Post crash footage:

And here’s Mark 2 of the boat, back on the water and hydroplaning:

Like most Oracle products, the ship seems to need a large number of consultants to keep it operating…

Technology Marches On!

Thursday, April 4th, 2013

Is your retroincabulator up to snuff?

XKCD’s Time

Sunday, March 31st, 2013

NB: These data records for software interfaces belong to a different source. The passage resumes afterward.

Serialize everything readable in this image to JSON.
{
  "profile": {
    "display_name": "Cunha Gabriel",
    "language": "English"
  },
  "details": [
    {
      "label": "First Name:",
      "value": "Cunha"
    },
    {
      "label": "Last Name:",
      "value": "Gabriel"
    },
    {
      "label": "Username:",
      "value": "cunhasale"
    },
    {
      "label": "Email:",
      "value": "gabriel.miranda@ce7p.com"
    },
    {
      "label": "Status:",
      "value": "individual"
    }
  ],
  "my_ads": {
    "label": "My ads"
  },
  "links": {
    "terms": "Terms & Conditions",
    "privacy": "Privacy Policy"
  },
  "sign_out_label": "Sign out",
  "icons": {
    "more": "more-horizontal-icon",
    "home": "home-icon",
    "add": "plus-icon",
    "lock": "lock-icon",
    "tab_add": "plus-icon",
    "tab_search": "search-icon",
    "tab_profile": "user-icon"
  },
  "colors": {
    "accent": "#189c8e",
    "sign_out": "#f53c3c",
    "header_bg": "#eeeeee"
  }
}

It’s easy to assume that everyone in the world follows Randall Munroe’s geeky online stickman webcomic XKCD, since it seems all my friends do. For those that don’t, last Monday he put up a strip called “Time.” This strip, like his uber-large “Click-and-Drag”, plays with the conventions of the form. “Time” started out with a static, non-gag image with the hover-over label “wait for it.” Since then, he’s updated the image every half-hour to an hour, even though he’s done new strips on the usual M-W-F schedule. If you follow the images in order, “Time” shows two people (which XKCD devotees have dubbed “Cueball” and “Megan”) building a sand castle.

Here’s an animated gif of the images so far:

Here’s a quicker version, which you can also step through, speed up, slow down, etc.

Here’s the explanation page for it, as well as its own Wikia. We now have a real-life version of those people obsessively tracking online image snippets from Pattern Recognition, except we actually know who they’re from.

The obvious metaphor is how time continues to flow and things change when you’re not watching.

As of this writing, the images are still being updated. Munroe could keep updating that one comic for a long, long, er, time, especially if he decreases the update rate.

Conceivably, “Time” could be a long-running conceptual art project and keep updating for the rest of our lives, and beyond, like that German church playing John Cage’s “As Slowly as Possibly” for 629 years…

All Glory [ ]

Friday, October 19th, 2012

Random Google auto-completes that amuse me:

All glory…

  1. …is fleeting

  2. …to the Hypnotoad